After breakfast the day could go anywhere. Sometimes there’s plenty of work to be done on the farm whether it be chopping firewood, checking the perimeter fencing for holes, rounding the sheep, etc. and sometimes there is not much work to be done and I have the day to do whatever I want. When I have the day off, I usually go out and hike around the farm, exploring new places I’ve never been. It is not uncommon to run into the skeleton of an animal that fell victim to the jackals, porcupine quils scattered on the ground, clumps of feathers where a bird was eaten by a hawk, or anything else you could imagine running into in the desert. For this reason I try to walk somewhere different every day because it’s always neat stumbling upon some desert artifact.
Sometimes I also go out on the safari jeep rides with the tourists/guests who visit the farm. These are fun as well because we drive all around the 10,000 acre farm looking for animals so I am able to see quite a bit of diversity, but unfortunately the bumpy ride is no place to bring a big camera so I usually just go out and enjoy the scenery. I ride on the back of the jeep, and one thing I have learned is that you must always watch the road ahead. Whether there is a 2 foot hole in the middle of the road where an aardvark decided to dig its home the night before or a thorn bush that branches high out into the road, there is always something that could catch you off guard and leave you in pain. Acacia trees are common around the farm, and with their two inch thorns as sharp as razor blades, it almost seems possible to lose a limb to one of these trees if you don’t pay attention from the back of the truck. I often feel like Neo from the Matrix when he’s dodging bullets, because that’s what it can be like if we are driving in a bushy area and I’m standing in back dodging thorns both left and right. It adds to the adventure of the ride though, there’s no doubt about that.

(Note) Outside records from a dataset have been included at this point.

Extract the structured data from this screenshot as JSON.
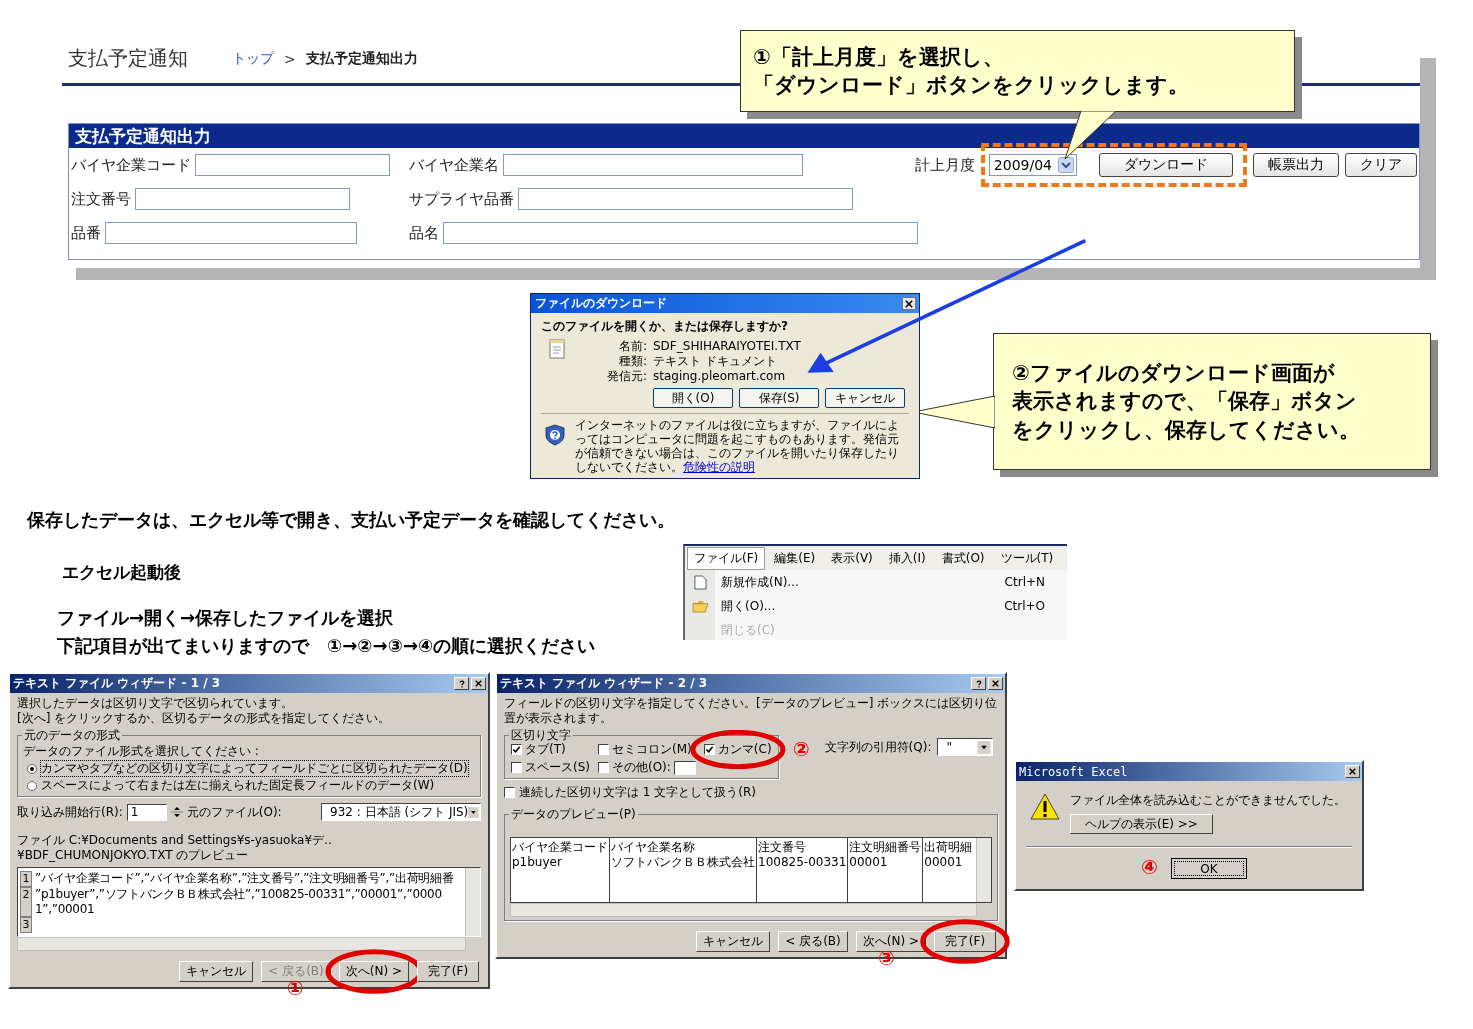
{
  "header": {
    "title": "支払予定通知",
    "breadcrumb": [
      {
        "kind": "link",
        "label": "トップ"
      },
      {
        "kind": "separator",
        "label": ">"
      },
      {
        "kind": "current",
        "label": "支払予定通知出力"
      }
    ]
  },
  "form": {
    "title": "支払予定通知出力",
    "rows": [
      [
        {
          "label": "バイヤ企業コード"
        },
        {
          "label": "バイヤ企業名"
        }
      ],
      [
        {
          "label": "注文番号"
        },
        {
          "label": "サプライヤ品番"
        }
      ],
      [
        {
          "label": "品番"
        },
        {
          "label": "品名"
        }
      ]
    ],
    "month": {
      "label": "計上月度",
      "value": "2009/04"
    },
    "buttons": [
      "ダウンロード",
      "帳票出力",
      "クリア"
    ]
  },
  "callouts": [
    {
      "lines": [
        "①「計上月度」を選択し、",
        "「ダウンロード」ボタンをクリックします。"
      ]
    },
    {
      "lines": [
        "②ファイルのダウンロード画面が",
        "表示されますので、「保存」ボタン",
        "をクリックし、保存してください。"
      ]
    }
  ],
  "download_dialog": {
    "title": "ファイルのダウンロード",
    "question": "このファイルを開くか、または保存しますか?",
    "details": [
      {
        "label": "名前:",
        "value": "SDF_SHIHARAIYOTEI.TXT"
      },
      {
        "label": "種類:",
        "value": "テキスト ドキュメント"
      },
      {
        "label": "発信元:",
        "value": "staging.pleomart.com"
      }
    ],
    "buttons": [
      "開く(O)",
      "保存(S)",
      "キャンセル"
    ],
    "warning": "インターネットのファイルは役に立ちますが、ファイルによってはコンピュータに問題を起こすものもあります。発信元が信頼できない場合は、このファイルを開いたり保存したりしないでください。",
    "link": "危険性の説明"
  },
  "instructions": [
    "保存したデータは、エクセル等で開き、支払い予定データを確認してください。",
    "エクセル起動後",
    "ファイル→開く→保存したファイルを選択",
    "下記項目が出てまいりますので　①→②→③→④の順に選択ください"
  ],
  "menu": {
    "bar": [
      {
        "label": "ファイル(F)",
        "selected": true
      },
      {
        "label": "編集(E)",
        "selected": false
      },
      {
        "label": "表示(V)",
        "selected": false
      },
      {
        "label": "挿入(I)",
        "selected": false
      },
      {
        "label": "書式(O)",
        "selected": false
      },
      {
        "label": "ツール(T)",
        "selected": false
      }
    ],
    "items": [
      {
        "label": "新規作成(N)...",
        "shortcut": "Ctrl+N",
        "disabled": false
      },
      {
        "label": "開く(O)...",
        "shortcut": "Ctrl+O",
        "disabled": false
      },
      {
        "label": "閉じる(C)",
        "disabled": true
      }
    ]
  },
  "wizard1": {
    "title": "テキスト ファイル ウィザード - 1 / 3",
    "description": [
      "選択したデータは区切り文字で区切られています。",
      "[次へ] をクリックするか、区切るデータの形式を指定してください。"
    ],
    "group_label": "元のデータの形式",
    "prompt": "データのファイル形式を選択してください :",
    "options": [
      {
        "label": "カンマやタブなどの区切り文字によってフィールドごとに区切られたデータ(D)",
        "selected": true
      },
      {
        "label": "スペースによって右または左に揃えられた固定長フィールドのデータ(W)",
        "selected": false
      }
    ],
    "start_row": {
      "label": "取り込み開始行(R):",
      "value": "1"
    },
    "origin": {
      "label": "元のファイル(O):",
      "value": "932 : 日本語 (シフト JIS)"
    },
    "preview_label": "ファイル C:¥Documents and Settings¥s-yasuoka¥デ..¥BDF_CHUMONJOKYO.TXT のプレビュー",
    "preview_rows": [
      {
        "num": "1",
        "text": "”バイヤ企業コード”,”バイヤ企業名称”,”注文番号”,”注文明細番号”,”出荷明細番"
      },
      {
        "num": "2",
        "text": "”p1buyer”,”ソフトバンクＢＢ株式会社”,”100825-00331”,”00001”,”00001”,”00001"
      },
      {
        "num": "3"
      }
    ],
    "buttons": [
      {
        "label": "キャンセル",
        "disabled": false
      },
      {
        "label": "< 戻る(B)",
        "disabled": true
      },
      {
        "label": "次へ(N) >",
        "disabled": false,
        "step": "①"
      },
      {
        "label": "完了(F)",
        "disabled": false
      }
    ]
  },
  "wizard2": {
    "title": "テキスト ファイル ウィザード - 2 / 3",
    "description": "フィールドの区切り文字を指定してください。[データのプレビュー] ボックスには区切り位置が表示されます。",
    "group_label": "区切り文字",
    "delimiters": [
      {
        "label": "タブ(T)",
        "checked": true
      },
      {
        "label": "セミコロン(M)",
        "checked": false
      },
      {
        "label": "カンマ(C)",
        "checked": true,
        "step": "②"
      },
      {
        "label": "スペース(S)",
        "checked": false
      },
      {
        "label": "その他(O):",
        "checked": false
      }
    ],
    "quote": {
      "label": "文字列の引用符(Q):",
      "value": "\""
    },
    "consecutive": {
      "label": "連続した区切り文字は 1 文字として扱う(R)",
      "checked": false
    },
    "preview_label": "データのプレビュー(P)",
    "columns": [
      {
        "header": "バイヤ企業コード",
        "value": "p1buyer"
      },
      {
        "header": "バイヤ企業名称",
        "value": "ソフトバンクＢＢ株式会社"
      },
      {
        "header": "注文番号",
        "value": "100825-00331"
      },
      {
        "header": "注文明細番号",
        "value": "00001"
      },
      {
        "header": "出荷明細",
        "value": "00001"
      }
    ],
    "buttons": [
      {
        "label": "キャンセル",
        "disabled": false
      },
      {
        "label": "< 戻る(B)",
        "disabled": false
      },
      {
        "label": "次へ(N) >",
        "disabled": false
      },
      {
        "label": "完了(F)",
        "disabled": false,
        "step": "③"
      }
    ]
  },
  "excel_alert": {
    "title": "Microsoft Excel",
    "message": "ファイル全体を読み込むことができませんでした。",
    "help_button": "ヘルプの表示(E) >>",
    "ok_button": "OK",
    "step": "④"
  }
}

The sun goes down at 5:30 and it is amazing how fast the temperature drops when the light disappears. If the jeeps are not back on the farm by the time the sun goes down, I often go from riding in the back with a t-shirt to shivering with a down jacket in the span of five minutes when the sun crests beyond the horizon. We usually try to make it back before sunset, but occasionally you do get caught out later than expected and when that happens, boy is it a cold ride back to the farm. Once we’re back, we start the fire out in the fire pit and huddle around it to keep warm. Almost every night we have a brai (similar to a barbeque) and cook out on the fire. The food, of course, is amazing. The meat is always fresh, usually caught either that day or the day before, and it’s game meat which is much leaner than beef and much more delicious. We each eat foot long fillets, entire racks of lamb, warthog ribs, or anything else the farmer feels like eating that night. Once we’ve stuffed ourselves to satisfaction, we sit by the fire and digest the tasty meal. I often sit back and zone out while the farmer talks to his guests in Afrikaans, daydreaming about what I should do the next day. At around eight I wander back to my room and I get ready for bed (much like when you go camping, there is not much to do when the sun goes down so it makes for very early nights, especially when the sun goes down at 5:30 like it does here). I sit back, read some, then fall asleep with a big smile on my face as I think to myself just how lucky I am to be here.